This "Instrument" Turns Your Junk Into Dubstep Music
When you think about it, pretty much all modern electronic music is just a series of loops—sometimes overlapping with each other, sometimes evolving. So it’s not surprising that the new laser-powered “Instrument for the Sonification of Everyday Things” built by Dennis P. Paul, a professor at University of the Arts, Bremen, makes pretty good beats.

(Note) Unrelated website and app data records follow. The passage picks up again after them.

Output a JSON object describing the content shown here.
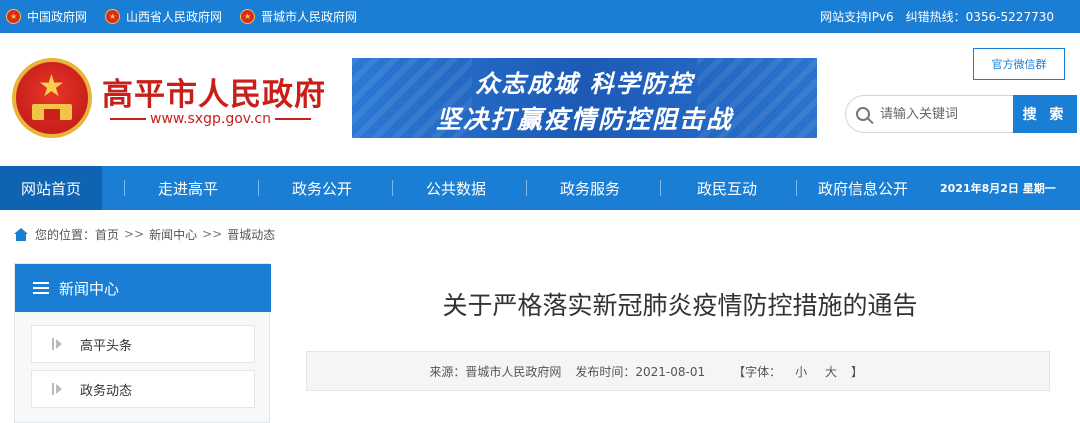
{
  "topbar": {
    "links": [
      "中国政府网",
      "山西省人民政府网",
      "晋城市人民政府网"
    ],
    "ipv6": "网站支持IPv6",
    "report": "纠错热线：0356-5227730"
  },
  "header": {
    "site_title": "高平市人民政府",
    "site_url": "www.sxgp.gov.cn",
    "banner_line1": "众志成城  科学防控",
    "banner_line2": "坚决打赢疫情防控阻击战",
    "wechat": "官方微信群",
    "search_placeholder": "请输入关键词",
    "search_button": "搜 索"
  },
  "nav": {
    "items": [
      "网站首页",
      "走进高平",
      "政务公开",
      "公共数据",
      "政务服务",
      "政民互动",
      "政府信息公开"
    ],
    "active": "网站首页",
    "date": "2021年8月2日 星期一"
  },
  "breadcrumb": {
    "prefix": "您的位置：",
    "items": [
      "首页",
      "新闻中心",
      "晋城动态"
    ],
    "separator": ">>"
  },
  "sidebar": {
    "title": "新闻中心",
    "items": [
      "高平头条",
      "政务动态"
    ]
  },
  "article": {
    "title": "关于严格落实新冠肺炎疫情防控措施的通告",
    "source": "来源：晋城市人民政府网",
    "publish": "发布时间：2021-08-01",
    "font_prefix": "【字体：",
    "font_small": "小",
    "font_large": "大",
    "font_suffix": "】"
  },
  "colors": {
    "primary": "#1a7fd4",
    "brand_red": "#c81f19"
  }
}
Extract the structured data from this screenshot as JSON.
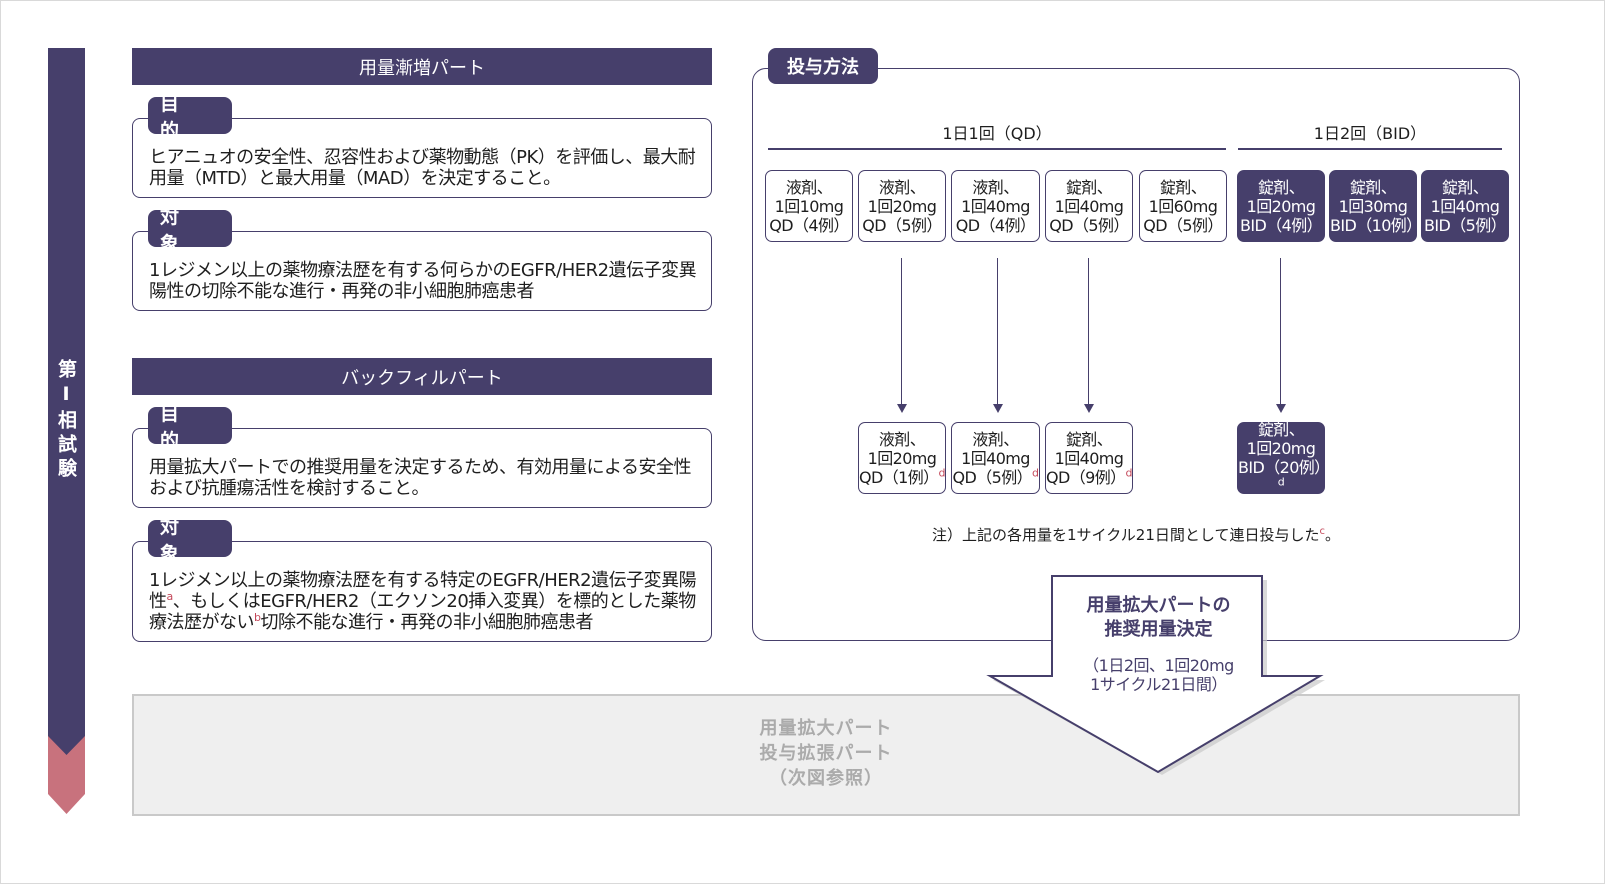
{
  "phase_label": "第Ⅰ相試験",
  "dose_escalation": {
    "header": "用量漸増パート",
    "purpose_label": "目 的",
    "purpose_text": "ヒアニュオの安全性、忍容性および薬物動態（PK）を評価し、最大耐用量（MTD）と最大用量（MAD）を決定すること。",
    "subject_label": "対 象",
    "subject_text": "1レジメン以上の薬物療法歴を有する何らかのEGFR/HER2遺伝子変異陽性の切除不能な進行・再発の非小細胞肺癌患者"
  },
  "backfill": {
    "header": "バックフィルパート",
    "purpose_label": "目 的",
    "purpose_text": "用量拡大パートでの推奨用量を決定するため、有効用量による安全性および抗腫瘍活性を検討すること。",
    "subject_label": "対 象",
    "subject_text_1": "1レジメン以上の薬物療法歴を有する特定のEGFR/HER2遺伝子変異陽性",
    "footnote_a": "a",
    "subject_text_2": "、もしくはEGFR/HER2（エクソン20挿入変異）を標的とした薬物療法歴がない",
    "footnote_b": "b",
    "subject_text_3": "切除不能な進行・再発の非小細胞肺癌患者"
  },
  "dosing": {
    "tab_label": "投与方法",
    "qd_title": "1日1回（QD）",
    "bid_title": "1日2回（BID）",
    "escalation_doses": [
      {
        "l1": "液剤、",
        "l2": "1回10mg",
        "l3": "QD（4例）"
      },
      {
        "l1": "液剤、",
        "l2": "1回20mg",
        "l3": "QD（5例）"
      },
      {
        "l1": "液剤、",
        "l2": "1回40mg",
        "l3": "QD（4例）"
      },
      {
        "l1": "錠剤、",
        "l2": "1回40mg",
        "l3": "QD（5例）"
      },
      {
        "l1": "錠剤、",
        "l2": "1回60mg",
        "l3": "QD（5例）"
      },
      {
        "l1": "錠剤、",
        "l2": "1回20mg",
        "l3": "BID（4例）"
      },
      {
        "l1": "錠剤、",
        "l2": "1回30mg",
        "l3": "BID（10例）"
      },
      {
        "l1": "錠剤、",
        "l2": "1回40mg",
        "l3": "BID（5例）"
      }
    ],
    "backfill_doses": [
      {
        "l1": "液剤、",
        "l2": "1回20mg",
        "l3": "QD（1例）",
        "fn": "d"
      },
      {
        "l1": "液剤、",
        "l2": "1回40mg",
        "l3": "QD（5例）",
        "fn": "d"
      },
      {
        "l1": "錠剤、",
        "l2": "1回40mg",
        "l3": "QD（9例）",
        "fn": "d"
      },
      {
        "l1": "錠剤、",
        "l2": "1回20mg",
        "l3": "BID（20例）",
        "fn": "d"
      }
    ],
    "note_text": "注）上記の各用量を1サイクル21日間として連日投与した",
    "note_fn": "c",
    "note_end": "。"
  },
  "decision": {
    "title_1": "用量拡大パートの",
    "title_2": "推奨用量決定",
    "sub_1": "（1日2回、1回20mg",
    "sub_2": "1サイクル21日間）"
  },
  "expansion": {
    "line1": "用量拡大パート",
    "line2": "投与拡張パート",
    "line3": "（次図参照）"
  },
  "colors": {
    "primary": "#463f6b",
    "accent": "#c4485a",
    "gray_box": "#efefef",
    "gray_text": "#ababab"
  }
}
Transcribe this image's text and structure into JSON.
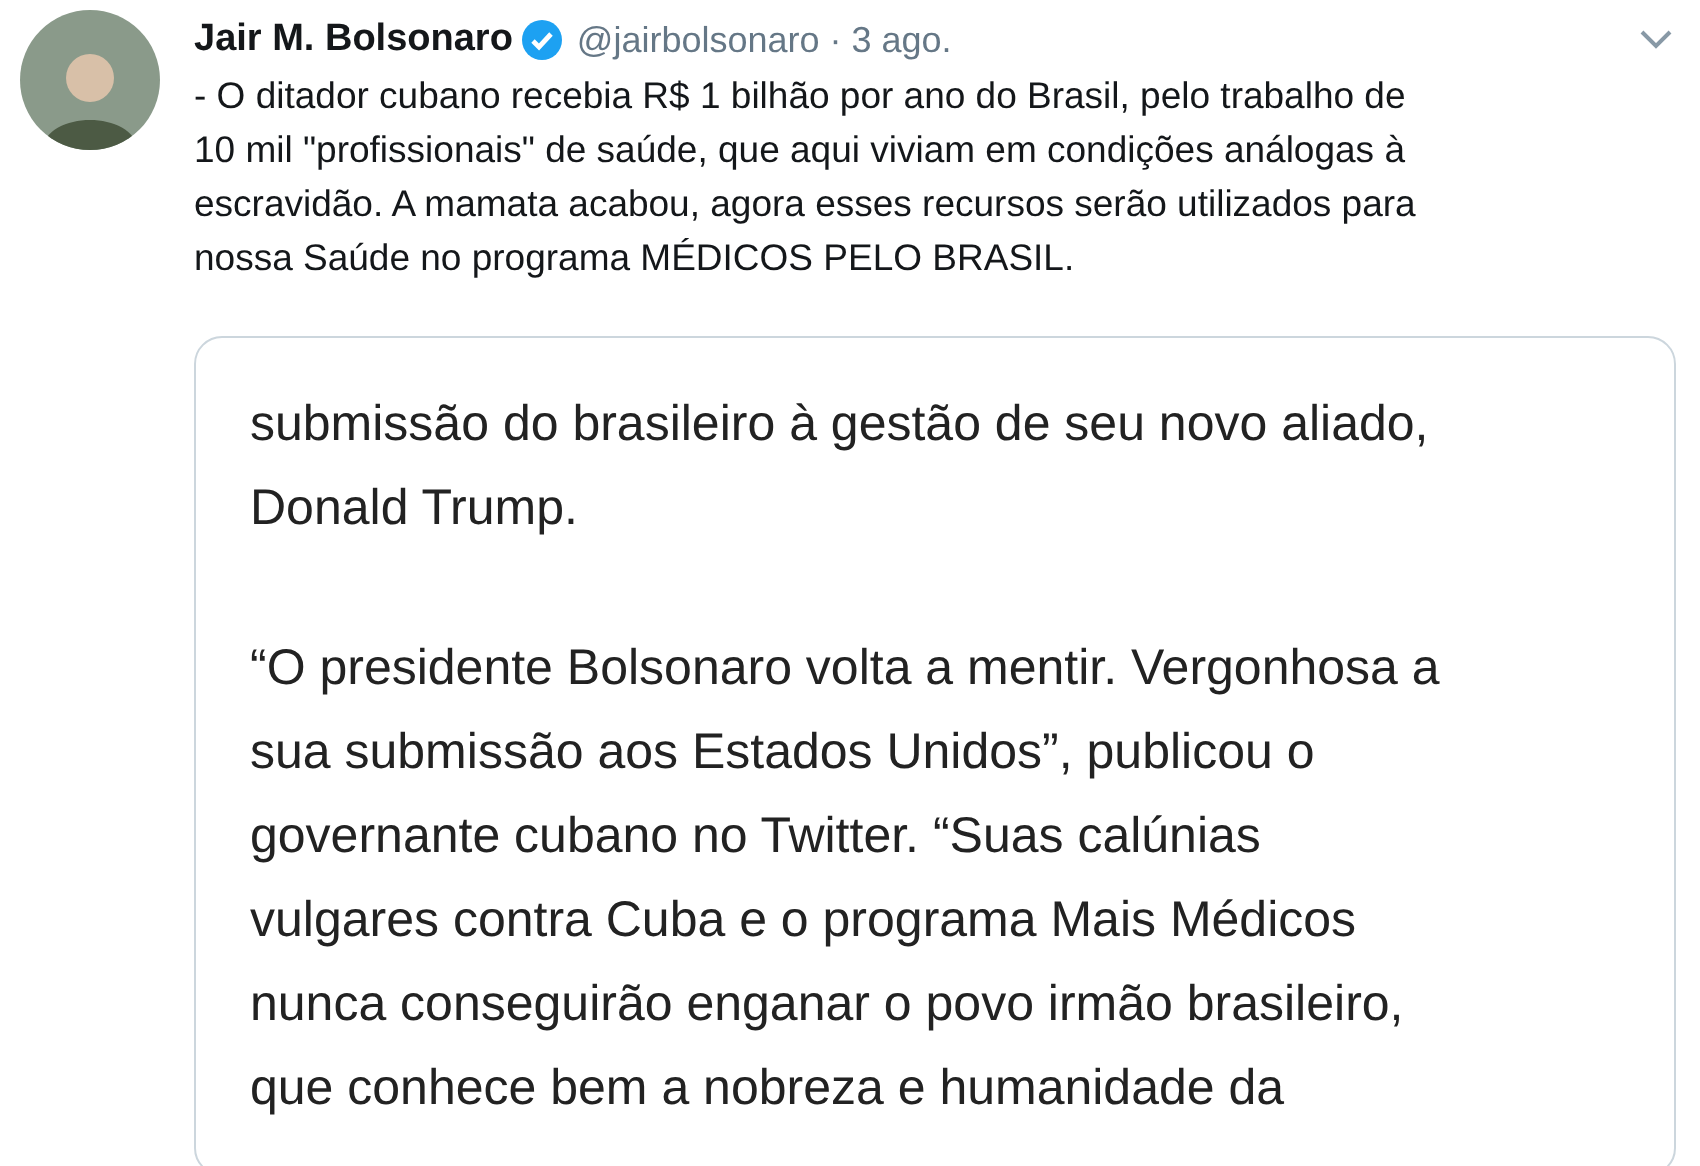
{
  "tweet": {
    "author": {
      "name": "Jair M. Bolsonaro",
      "verified": true,
      "handle": "@jairbolsonaro",
      "time": "· 3 ago."
    },
    "text_lines": [
      "- O ditador cubano recebia R$ 1 bilhão por ano do Brasil, pelo trabalho de",
      "10 mil \"profissionais\" de saúde, que aqui viviam em condições análogas à",
      "escravidão. A mamata acabou, agora esses recursos serão utilizados para",
      "nossa Saúde no programa MÉDICOS PELO BRASIL."
    ],
    "attached_image": {
      "paragraphs": [
        [
          "submissão do brasileiro à gestão de seu novo aliado,",
          "Donald Trump."
        ],
        [
          "“O presidente Bolsonaro volta a mentir. Vergonhosa a",
          "sua submissão aos Estados Unidos”, publicou o",
          "governante cubano no Twitter. “Suas calúnias",
          "vulgares contra Cuba e o programa Mais Médicos",
          "nunca conseguirão enganar o povo irmão brasileiro,",
          "que conhece bem a nobreza e humanidade da"
        ]
      ]
    }
  }
}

It works like a rotisserie, spinning pretty much any object you can get your hands on above a laser that turns the contours of the object into a waveform. A translator and controller module, written in processing, transforms the measured distance values into audible frequencies, notes, and scales. Paul calls the result “a mixture of practice, anticipation, and serendipity,” and while it sounds like it sounds like the future of music, frankly, it sounds a little bit like Deadmau5.